But instead of writing about the budget meeting tonight instead I’m going to write about what happened at one of last week’s City Council meetings during Marilyn Ezzy-Ashcraft’s Council Referral about appointments to regional boards. What was a bit frustrating about the comments that resulted from the Referral is that it appeared that some of the City Council members wanted to rewrite the narrative as to why Marilyn Ezzy-Ashcraft placed the referral on the agenda. Really the whole thing was quite simple, the rationale for placing it on the agenda was two fold:
- To align the process of regional appointments with Alameda’s boards and commissions process, meaning that the Mayor would nominate and the City Council would approve.
- Ensure that the votes that are taken at these regional boards align with Alameda’s position on these issues and support the work that Alameda has already done.
Tonight will be a big vote for the Alameda Point Partner’s Site A project at the Planning Board. It’s a two pronged vote and APP will need an unanimous vote to provide an united front when going before the City Council for the big vote which will require four out of the five City Council votes for approval.
First prong is an approval vote for the Planning Board to decide whether to adopt the Development plan and grant the Density Bonus application which — as I’ve mentioned before — is a just a straight request for a waiver from Measure A, no additional “bonus” units requested. While an unanimous vote is not necessary, I think it’s critical to the developer to “win” over the swing vote: Frank Matarrese.
The second prong is recommending to the City Council to approve the Development Agreement which is a contract of sorts between the City and the developer. Any vote less than an unanimous one will give the fence sitters (okay, fence sitter) a possible out to vote against the deal.
I have to say that I am most frustrated by this whole OPEB discussion by Tony Daysog. (I rewatched the video yesterday if you didn’t get that) If you listen to the discussion and the questioning by Tony Daysog it’s clear that he wanted his comments to seem to support the unions, but in his eventual vote he voted against the unions. And why? Because the proposal was not “comprehensive” enough. Of course, no one ever presented the Russo plan (for ease of typing) as a comprehensive “one size fits all” proposal. And nothing that Tony Daysog kind of, sort of proposed would have done much to close the gap either.
The whole premise of his support/opposition (because Tony Daysog always wants to try to appease both sides) was that he believed the trust fund proposal to be “under capitalized” which, no duh dude. Everyone, from staff to the consultant who reviewed it, said that the trust fund would run out of money if nothing else is ever done.

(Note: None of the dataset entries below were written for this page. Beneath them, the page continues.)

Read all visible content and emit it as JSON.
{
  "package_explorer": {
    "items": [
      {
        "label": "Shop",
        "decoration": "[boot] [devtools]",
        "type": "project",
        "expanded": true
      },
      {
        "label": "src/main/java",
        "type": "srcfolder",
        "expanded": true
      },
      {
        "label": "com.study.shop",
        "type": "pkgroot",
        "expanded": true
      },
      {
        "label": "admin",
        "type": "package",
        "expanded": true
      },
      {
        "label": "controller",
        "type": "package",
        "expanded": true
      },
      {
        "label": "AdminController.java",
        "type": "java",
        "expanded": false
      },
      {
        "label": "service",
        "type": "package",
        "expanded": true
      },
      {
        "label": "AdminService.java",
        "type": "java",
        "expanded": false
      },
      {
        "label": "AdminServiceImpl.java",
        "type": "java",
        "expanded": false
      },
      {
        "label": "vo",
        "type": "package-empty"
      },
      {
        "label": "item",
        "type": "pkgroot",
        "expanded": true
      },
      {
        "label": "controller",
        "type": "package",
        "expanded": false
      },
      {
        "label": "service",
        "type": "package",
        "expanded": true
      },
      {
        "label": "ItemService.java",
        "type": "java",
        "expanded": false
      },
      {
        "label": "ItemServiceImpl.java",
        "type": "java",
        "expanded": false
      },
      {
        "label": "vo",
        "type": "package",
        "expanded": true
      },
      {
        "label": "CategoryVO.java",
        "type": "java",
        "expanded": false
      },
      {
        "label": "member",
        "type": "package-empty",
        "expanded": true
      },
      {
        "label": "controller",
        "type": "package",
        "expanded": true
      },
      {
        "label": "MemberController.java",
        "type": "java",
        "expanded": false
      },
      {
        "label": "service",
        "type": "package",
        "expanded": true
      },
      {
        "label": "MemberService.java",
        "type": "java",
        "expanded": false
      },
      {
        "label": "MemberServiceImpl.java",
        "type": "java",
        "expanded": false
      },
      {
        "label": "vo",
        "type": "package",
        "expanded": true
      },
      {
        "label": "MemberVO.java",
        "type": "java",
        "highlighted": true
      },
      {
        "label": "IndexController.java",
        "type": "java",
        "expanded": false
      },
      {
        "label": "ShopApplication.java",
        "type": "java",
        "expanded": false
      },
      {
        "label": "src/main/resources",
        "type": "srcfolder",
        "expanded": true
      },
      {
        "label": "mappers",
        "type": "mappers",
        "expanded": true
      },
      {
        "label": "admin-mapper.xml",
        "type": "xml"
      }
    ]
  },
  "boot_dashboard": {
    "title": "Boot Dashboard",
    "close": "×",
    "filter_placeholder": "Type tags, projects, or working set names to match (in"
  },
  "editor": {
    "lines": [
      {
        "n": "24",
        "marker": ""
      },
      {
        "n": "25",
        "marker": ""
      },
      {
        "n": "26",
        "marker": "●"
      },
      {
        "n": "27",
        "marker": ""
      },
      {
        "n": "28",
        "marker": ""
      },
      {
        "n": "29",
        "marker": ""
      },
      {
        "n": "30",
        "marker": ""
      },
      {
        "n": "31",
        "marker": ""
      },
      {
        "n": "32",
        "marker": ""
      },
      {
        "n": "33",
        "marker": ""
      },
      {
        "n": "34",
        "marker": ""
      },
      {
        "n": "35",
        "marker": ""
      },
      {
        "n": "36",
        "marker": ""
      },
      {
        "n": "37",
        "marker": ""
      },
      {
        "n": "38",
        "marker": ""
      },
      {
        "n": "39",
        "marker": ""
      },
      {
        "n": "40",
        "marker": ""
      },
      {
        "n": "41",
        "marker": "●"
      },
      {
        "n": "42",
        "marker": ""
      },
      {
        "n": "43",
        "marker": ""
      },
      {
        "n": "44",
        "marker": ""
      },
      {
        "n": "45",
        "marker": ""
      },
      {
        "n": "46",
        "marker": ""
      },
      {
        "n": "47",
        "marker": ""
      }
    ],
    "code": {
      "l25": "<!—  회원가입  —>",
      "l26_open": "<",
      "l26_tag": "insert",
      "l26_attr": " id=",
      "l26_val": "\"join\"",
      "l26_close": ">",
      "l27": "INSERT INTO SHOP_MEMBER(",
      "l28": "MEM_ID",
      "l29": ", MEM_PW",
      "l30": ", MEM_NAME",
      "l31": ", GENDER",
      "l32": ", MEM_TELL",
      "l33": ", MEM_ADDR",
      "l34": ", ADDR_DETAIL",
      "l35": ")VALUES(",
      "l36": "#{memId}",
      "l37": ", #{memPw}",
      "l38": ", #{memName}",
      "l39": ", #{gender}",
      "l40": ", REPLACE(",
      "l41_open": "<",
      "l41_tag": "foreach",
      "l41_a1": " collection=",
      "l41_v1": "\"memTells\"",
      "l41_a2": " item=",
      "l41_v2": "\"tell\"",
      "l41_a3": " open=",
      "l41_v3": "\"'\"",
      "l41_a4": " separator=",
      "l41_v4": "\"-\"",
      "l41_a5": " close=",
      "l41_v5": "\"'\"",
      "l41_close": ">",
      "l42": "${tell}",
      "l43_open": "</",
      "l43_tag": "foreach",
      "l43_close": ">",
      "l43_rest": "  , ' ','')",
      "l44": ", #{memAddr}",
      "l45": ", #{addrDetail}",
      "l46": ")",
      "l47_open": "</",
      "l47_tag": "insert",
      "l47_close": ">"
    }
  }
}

So essentially Tony Daysog’s solution is to continue doing nothing because the first proposal doesn’t go far enough. In the end his reasons for voting against the proposal falls short and he ended up alienating public safety for no good reason.
Oh wait, it’s also to give away another something and get nothing back.
Usually proclamations and such are super boring, but it will be interesting to see Trish Spencer smile and read this particular proclamation:
Proclamation Declaring May 7 to May 18, 2015 as the 19th Annual East Bay Affordable Housing Week “Here to Stay: Building Inclusive Communities.”
Because typically proclamations, while generally the lightest and fluffiest parts of the City Council meeting sometimes are serious. When you work in a shop that issues too many proclamations sometimes one slips through the cracks and causes huge political uproar which requires recession which also causes another uproar. (Like so) It wouldn’t do for a Mayor who won’t necessarily vote for a project that takes positive action toward “building inclusive communities” to be issuing a proclamation supporting affordable housing at the local, regional and state levels.
Here’s the language: